Items listed in a dataset
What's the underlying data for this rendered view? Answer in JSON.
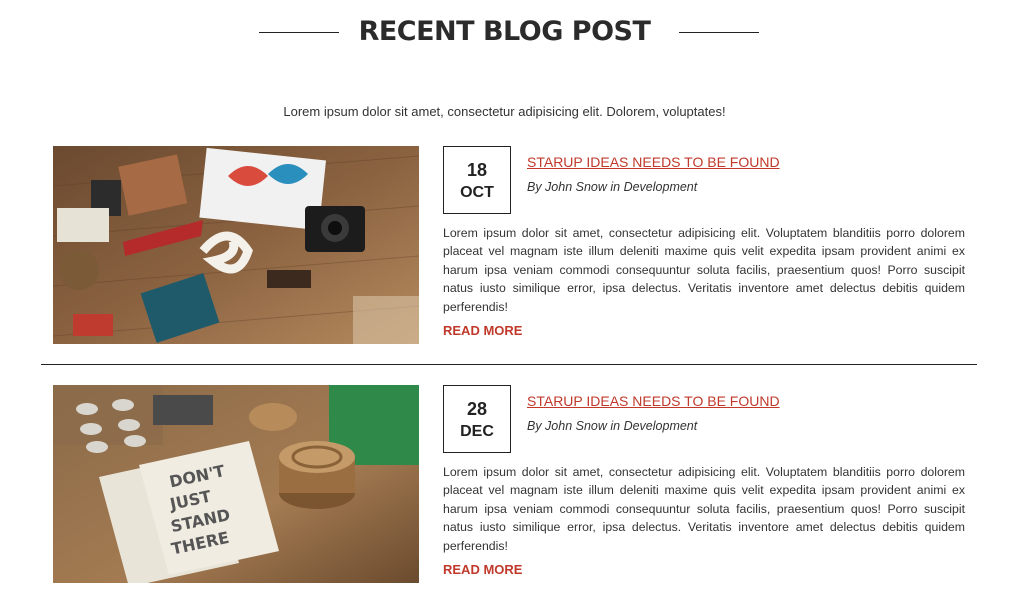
{
  "header": {
    "title": "RECENT BLOG POST",
    "intro": "Lorem ipsum dolor sit amet, consectetur adipisicing elit. Dolorem, voluptates!"
  },
  "posts": [
    {
      "day": "18",
      "month": "OCT",
      "title": "STARUP IDEAS NEEDS TO BE FOUND",
      "meta": "By John Snow in Development",
      "body": "Lorem ipsum dolor sit amet, consectetur adipisicing elit. Voluptatem blanditiis porro dolorem placeat vel magnam iste illum deleniti maxime quis velit expedita ipsam provident animi ex harum ipsa veniam commodi consequuntur soluta facilis, praesentium quos! Porro suscipit natus iusto similique error, ipsa delectus. Veritatis inventore amet delectus debitis quidem perferendis!",
      "read_more": "READ MORE"
    },
    {
      "day": "28",
      "month": "DEC",
      "title": "STARUP IDEAS NEEDS TO BE FOUND",
      "meta": "By John Snow in Development",
      "body": "Lorem ipsum dolor sit amet, consectetur adipisicing elit. Voluptatem blanditiis porro dolorem placeat vel magnam iste illum deleniti maxime quis velit expedita ipsam provident animi ex harum ipsa veniam commodi consequuntur soluta facilis, praesentium quos! Porro suscipit natus iusto similique error, ipsa delectus. Veritatis inventore amet delectus debitis quidem perferendis!",
      "read_more": "READ MORE"
    }
  ],
  "colors": {
    "accent": "#c0392b",
    "text": "#333333",
    "heading": "#2b2b2b"
  },
  "images": {
    "post1": "flatlay-desk-image",
    "post2": "dont-just-stand-there-image"
  }
}
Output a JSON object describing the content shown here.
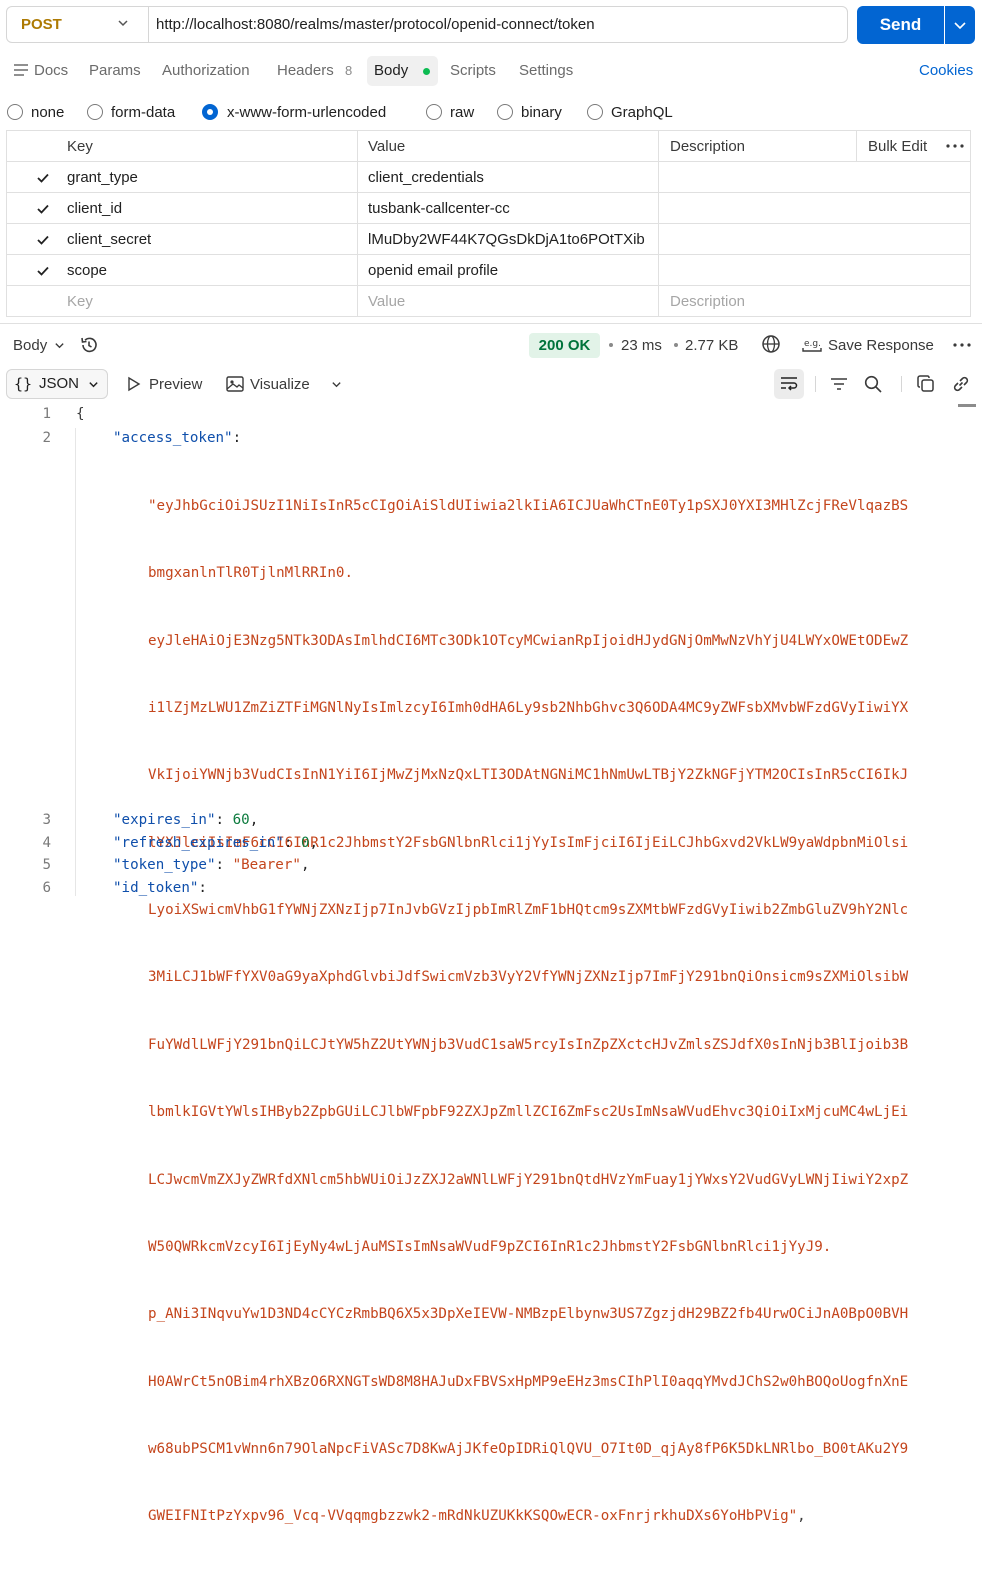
{
  "request": {
    "method": "POST",
    "url": "http://localhost:8080/realms/master/protocol/openid-connect/token",
    "send_label": "Send"
  },
  "tabs": {
    "docs": "Docs",
    "params": "Params",
    "authorization": "Authorization",
    "headers": "Headers",
    "headers_count": "8",
    "body": "Body",
    "scripts": "Scripts",
    "settings": "Settings",
    "cookies": "Cookies"
  },
  "body_types": [
    "none",
    "form-data",
    "x-www-form-urlencoded",
    "raw",
    "binary",
    "GraphQL"
  ],
  "body_type_selected": "x-www-form-urlencoded",
  "params_table": {
    "headers": {
      "key": "Key",
      "value": "Value",
      "description": "Description",
      "bulk_edit": "Bulk Edit"
    },
    "rows": [
      {
        "key": "grant_type",
        "value": "client_credentials"
      },
      {
        "key": "client_id",
        "value": "tusbank-callcenter-cc"
      },
      {
        "key": "client_secret",
        "value": "lMuDby2WF44K7QGsDkDjA1to6POtTXib"
      },
      {
        "key": "scope",
        "value": "openid email profile"
      }
    ],
    "placeholders": {
      "key": "Key",
      "value": "Value",
      "description": "Description"
    }
  },
  "response": {
    "section_label": "Body",
    "status": "200 OK",
    "time": "23 ms",
    "size": "2.77 KB",
    "save_label": "Save Response",
    "format": "JSON",
    "preview_label": "Preview",
    "visualize_label": "Visualize"
  },
  "code": {
    "line_numbers": [
      "1",
      "2",
      "3",
      "4",
      "5",
      "6"
    ],
    "open_brace": "{",
    "access_token_key": "\"access_token\"",
    "access_token_lines": [
      "\"eyJhbGciOiJSUzI1NiIsInR5cCIgOiAiSldUIiwia2lkIiA6ICJUaWhCTnE0Ty1pSXJ0YXI3MHlZcjFReVlqazBS",
      "bmgxanlnTlR0TjlnMlRRIn0.",
      "eyJleHAiOjE3Nzg5NTk3ODAsImlhdCI6MTc3ODk1OTcyMCwianRpIjoidHJydGNjOmMwNzVhYjU4LWYxOWEtODEwZ",
      "i1lZjMzLWU1ZmZiZTFiMGNlNyIsImlzcyI6Imh0dHA6Ly9sb2NhbGhvc3Q6ODA4MC9yZWFsbXMvbWFzdGVyIiwiYX",
      "VkIjoiYWNjb3VudCIsInN1YiI6IjMwZjMxNzQxLTI3ODAtNGNiMC1hNmUwLTBjY2ZkNGFjYTM2OCIsInR5cCI6IkJ",
      "lYXJlciIsImF6cCI6InR1c2JhbmstY2FsbGNlbnRlci1jYyIsImFjciI6IjEiLCJhbGxvd2VkLW9yaWdpbnMiOlsi",
      "LyoiXSwicmVhbG1fYWNjZXNzIjp7InJvbGVzIjpbImRlZmF1bHQtcm9sZXMtbWFzdGVyIiwib2ZmbGluZV9hY2Nlc",
      "3MiLCJ1bWFfYXV0aG9yaXphdGlvbiJdfSwicmVzb3VyY2VfYWNjZXNzIjp7ImFjY291bnQiOnsicm9sZXMiOlsibW",
      "FuYWdlLWFjY291bnQiLCJtYW5hZ2UtYWNjb3VudC1saW5rcyIsInZpZXctcHJvZmlsZSJdfX0sInNjb3BlIjoib3B",
      "lbmlkIGVtYWlsIHByb2ZpbGUiLCJlbWFpbF92ZXJpZmllZCI6ZmFsc2UsImNsaWVudEhvc3QiOiIxMjcuMC4wLjEi",
      "LCJwcmVmZXJyZWRfdXNlcm5hbWUiOiJzZXJ2aWNlLWFjY291bnQtdHVzYmFuay1jYWxsY2VudGVyLWNjIiwiY2xpZ",
      "W50QWRkcmVzcyI6IjEyNy4wLjAuMSIsImNsaWVudF9pZCI6InR1c2JhbmstY2FsbGNlbnRlci1jYyJ9.",
      "p_ANi3INqvuYw1D3ND4cCYCzRmbBQ6X5x3DpXeIEVW-NMBzpElbynw3US7ZgzjdH29BZ2fb4UrwOCiJnA0BpO0BVH",
      "H0AWrCt5nOBim4rhXBzO6RXNGTsWD8M8HAJuDxFBVSxHpMP9eEHz3msCIhPlI0aqqYMvdJChS2w0hBOQoUogfnXnE",
      "w68ubPSCM1vWnn6n79OlaNpcFiVASc7D8KwAjJKfeOpIDRiQlQVU_O7It0D_qjAy8fP6K5DkLNRlbo_BO0tAKu2Y9",
      "GWEIFNItPzYxpv96_Vcq-VVqqmgbzzwk2-mRdNkUZUKkKSQOwECR-oxFnrjrkhuDXs6YoHbPVig\""
    ],
    "access_token_end": ",",
    "expires_in_key": "\"expires_in\"",
    "expires_in_value": "60",
    "refresh_expires_in_key": "\"refresh_expires_in\"",
    "refresh_expires_in_value": "0",
    "token_type_key": "\"token_type\"",
    "token_type_value": "\"Bearer\"",
    "id_token_key": "\"id_token\""
  }
}
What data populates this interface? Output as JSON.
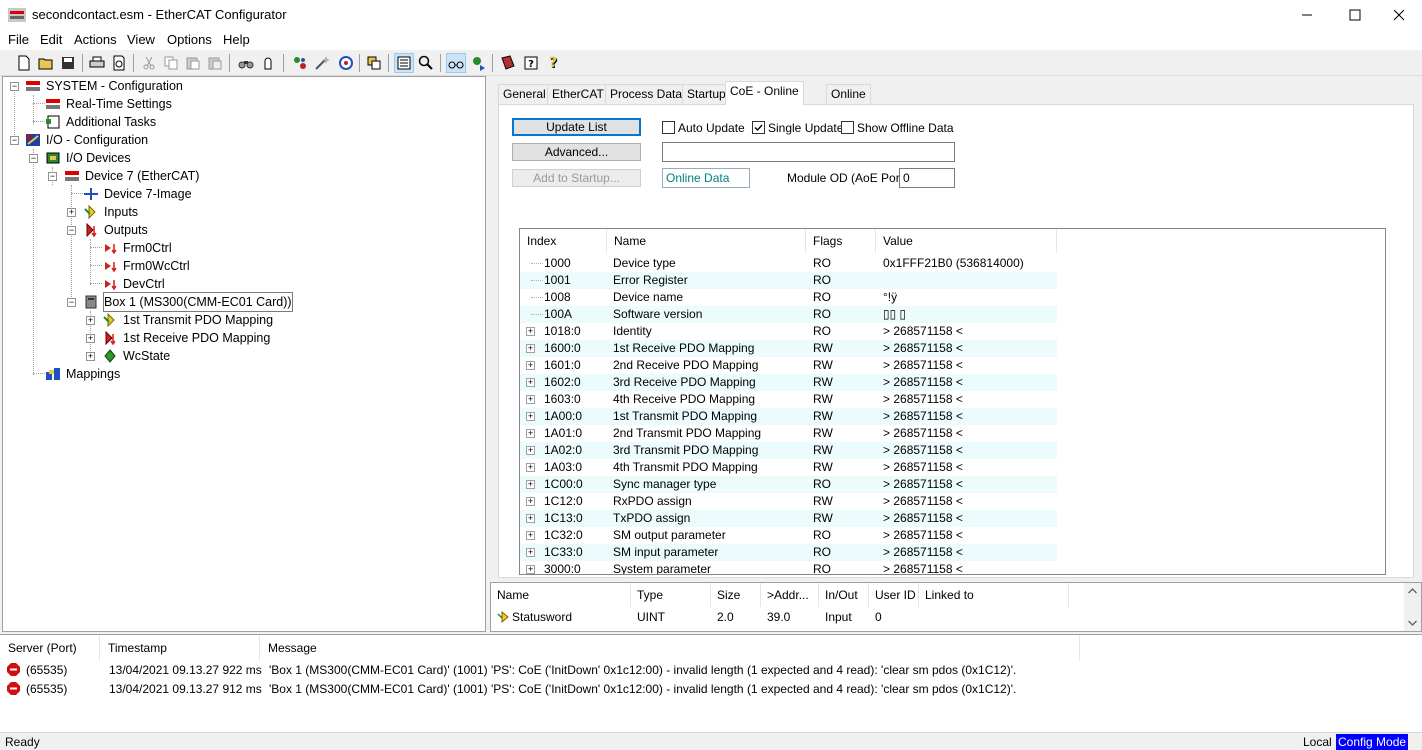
{
  "window": {
    "title": "secondcontact.esm - EtherCAT Configurator"
  },
  "menu": [
    "File",
    "Edit",
    "Actions",
    "View",
    "Options",
    "Help"
  ],
  "toolbar_icons": [
    "new-icon",
    "open-icon",
    "save-icon",
    "print-icon",
    "print-preview-icon",
    "cut-icon",
    "copy-icon",
    "paste-icon",
    "paste-with-links-icon",
    "find-icon",
    "find-next-icon",
    "insert-device-icon",
    "delete-device-icon",
    "scan-icon",
    "generate-mappings-icon",
    "check-icon",
    "activate-icon",
    "tree-view-icon",
    "zoom-icon",
    "online-icon",
    "freerun-icon",
    "show-messages-icon",
    "about-icon",
    "help-icon"
  ],
  "tree": {
    "system": "SYSTEM - Configuration",
    "realtime": "Real-Time Settings",
    "tasks": "Additional Tasks",
    "io": "I/O - Configuration",
    "devices": "I/O Devices",
    "device7": "Device 7 (EtherCAT)",
    "device7image": "Device 7-Image",
    "inputs": "Inputs",
    "outputs": "Outputs",
    "frm0ctrl": "Frm0Ctrl",
    "frm0wcctrl": "Frm0WcCtrl",
    "devctrl": "DevCtrl",
    "box1": "Box 1 (MS300(CMM-EC01 Card))",
    "txpdo": "1st Transmit PDO Mapping",
    "rxpdo": "1st Receive PDO Mapping",
    "wcstate": "WcState",
    "mappings": "Mappings"
  },
  "tabs": [
    "General",
    "EtherCAT",
    "Process Data",
    "Startup",
    "CoE - Online",
    "Online"
  ],
  "coe": {
    "update_list": "Update List",
    "advanced": "Advanced...",
    "add_to_startup": "Add to Startup...",
    "auto_update": "Auto Update",
    "single_update": "Single Update",
    "show_offline": "Show Offline Data",
    "status_text": "",
    "online_data": "Online Data",
    "module_od_label": "Module OD (AoE Port):",
    "module_od_value": "0"
  },
  "od_columns": [
    "Index",
    "Name",
    "Flags",
    "Value"
  ],
  "od_rows": [
    {
      "index": "1000",
      "name": "Device type",
      "flags": "RO",
      "value": "0x1FFF21B0 (536814000)",
      "exp": false
    },
    {
      "index": "1001",
      "name": "Error Register",
      "flags": "RO",
      "value": "",
      "exp": false
    },
    {
      "index": "1008",
      "name": "Device name",
      "flags": "RO",
      "value": "°!ÿ",
      "exp": false
    },
    {
      "index": "100A",
      "name": "Software version",
      "flags": "RO",
      "value": "▯▯ ▯",
      "exp": false
    },
    {
      "index": "1018:0",
      "name": "Identity",
      "flags": "RO",
      "value": "> 268571158 <",
      "exp": true
    },
    {
      "index": "1600:0",
      "name": "1st Receive PDO Mapping",
      "flags": "RW",
      "value": "> 268571158 <",
      "exp": true
    },
    {
      "index": "1601:0",
      "name": "2nd Receive PDO Mapping",
      "flags": "RW",
      "value": "> 268571158 <",
      "exp": true
    },
    {
      "index": "1602:0",
      "name": "3rd Receive PDO Mapping",
      "flags": "RW",
      "value": "> 268571158 <",
      "exp": true
    },
    {
      "index": "1603:0",
      "name": "4th Receive PDO Mapping",
      "flags": "RW",
      "value": "> 268571158 <",
      "exp": true
    },
    {
      "index": "1A00:0",
      "name": "1st Transmit PDO Mapping",
      "flags": "RW",
      "value": "> 268571158 <",
      "exp": true
    },
    {
      "index": "1A01:0",
      "name": "2nd Transmit PDO Mapping",
      "flags": "RW",
      "value": "> 268571158 <",
      "exp": true
    },
    {
      "index": "1A02:0",
      "name": "3rd Transmit PDO Mapping",
      "flags": "RW",
      "value": "> 268571158 <",
      "exp": true
    },
    {
      "index": "1A03:0",
      "name": "4th Transmit PDO Mapping",
      "flags": "RW",
      "value": "> 268571158 <",
      "exp": true
    },
    {
      "index": "1C00:0",
      "name": "Sync manager type",
      "flags": "RO",
      "value": "> 268571158 <",
      "exp": true
    },
    {
      "index": "1C12:0",
      "name": "RxPDO assign",
      "flags": "RW",
      "value": "> 268571158 <",
      "exp": true
    },
    {
      "index": "1C13:0",
      "name": "TxPDO assign",
      "flags": "RW",
      "value": "> 268571158 <",
      "exp": true
    },
    {
      "index": "1C32:0",
      "name": "SM output parameter",
      "flags": "RO",
      "value": "> 268571158 <",
      "exp": true
    },
    {
      "index": "1C33:0",
      "name": "SM input parameter",
      "flags": "RO",
      "value": "> 268571158 <",
      "exp": true
    },
    {
      "index": "3000:0",
      "name": "System parameter",
      "flags": "RO",
      "value": "> 268571158 <",
      "exp": true
    }
  ],
  "var_columns": [
    "Name",
    "Type",
    "Size",
    ">Addr...",
    "In/Out",
    "User ID",
    "Linked to"
  ],
  "var_row": {
    "name": "Statusword",
    "type": "UINT",
    "size": "2.0",
    "addr": "39.0",
    "inout": "Input",
    "userid": "0",
    "linked": ""
  },
  "msg_columns": [
    "Server (Port)",
    "Timestamp",
    "Message"
  ],
  "messages": [
    {
      "port": "(65535)",
      "time": "13/04/2021 09.13.27 922 ms",
      "text": "'Box 1 (MS300(CMM-EC01 Card)' (1001) 'PS': CoE ('InitDown' 0x1c12:00) - invalid length (1 expected and 4 read): 'clear sm pdos (0x1C12)'."
    },
    {
      "port": "(65535)",
      "time": "13/04/2021 09.13.27 912 ms",
      "text": "'Box 1 (MS300(CMM-EC01 Card)' (1001) 'PS': CoE ('InitDown' 0x1c12:00) - invalid length (1 expected and 4 read): 'clear sm pdos (0x1C12)'."
    }
  ],
  "status": {
    "left": "Ready",
    "local": "Local",
    "mode": "Config Mode"
  }
}
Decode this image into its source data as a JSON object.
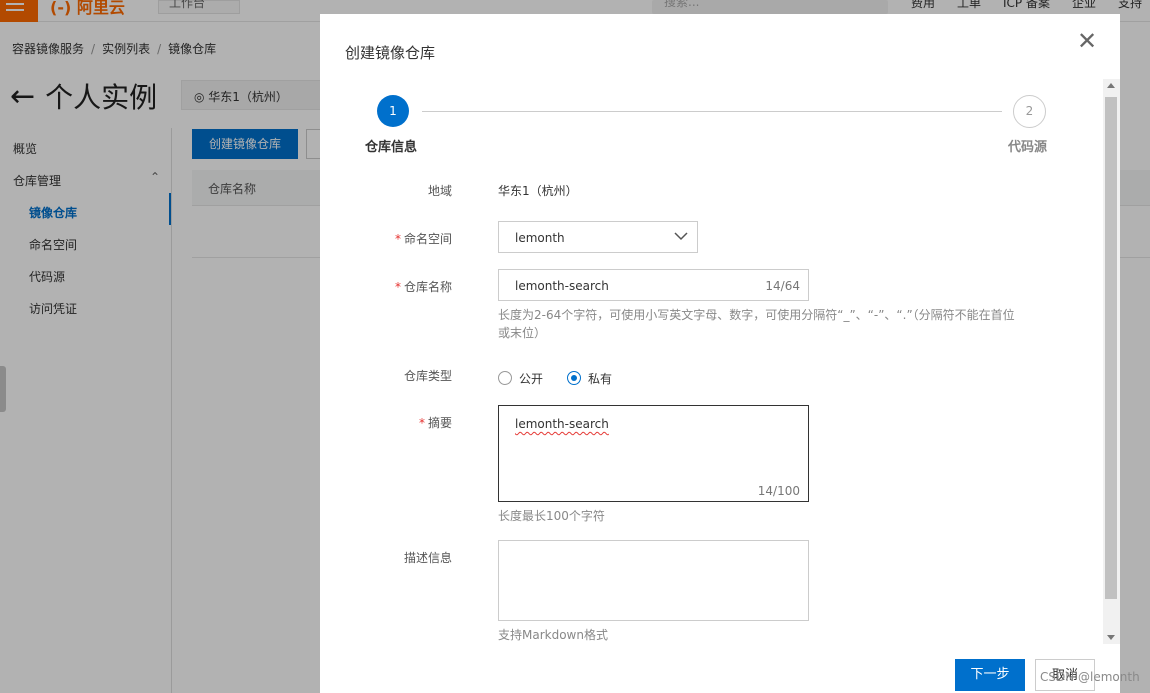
{
  "topbar": {
    "logo": "(-) 阿里云",
    "workbench": "工作台",
    "search_placeholder": "搜索...",
    "nav": [
      "费用",
      "工单",
      "ICP 备案",
      "企业",
      "支持"
    ]
  },
  "breadcrumb": [
    "容器镜像服务",
    "实例列表",
    "镜像仓库"
  ],
  "page": {
    "title": "个人实例",
    "region": "华东1（杭州）"
  },
  "sidebar": {
    "items": [
      "概览",
      "仓库管理",
      "镜像仓库",
      "命名空间",
      "代码源",
      "访问凭证"
    ]
  },
  "main": {
    "create_button": "创建镜像仓库",
    "column_header": "仓库名称"
  },
  "dialog": {
    "title": "创建镜像仓库",
    "steps": [
      {
        "number": "1",
        "label": "仓库信息"
      },
      {
        "number": "2",
        "label": "代码源"
      }
    ],
    "fields": {
      "region_label": "地域",
      "region_value": "华东1（杭州）",
      "namespace_label": "命名空间",
      "namespace_value": "lemonth",
      "name_label": "仓库名称",
      "name_value": "lemonth-search",
      "name_counter": "14/64",
      "name_hint_line1": "长度为2-64个字符，可使用小写英文字母、数字，可使用分隔符“_”、“-”、“.”（分隔符不能在首位",
      "name_hint_line2": "或末位）",
      "type_label": "仓库类型",
      "type_options": [
        "公开",
        "私有"
      ],
      "type_selected": "私有",
      "summary_label": "摘要",
      "summary_value": "lemonth-search",
      "summary_counter": "14/100",
      "summary_hint": "长度最长100个字符",
      "desc_label": "描述信息",
      "desc_hint": "支持Markdown格式"
    },
    "buttons": {
      "next": "下一步",
      "cancel": "取消"
    }
  },
  "watermark": "CSDN @lemonth",
  "colors": {
    "primary": "#0070cc",
    "brand": "#ff6a00",
    "required": "#e5302e"
  }
}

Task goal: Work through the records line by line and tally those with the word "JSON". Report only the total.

The answer: 5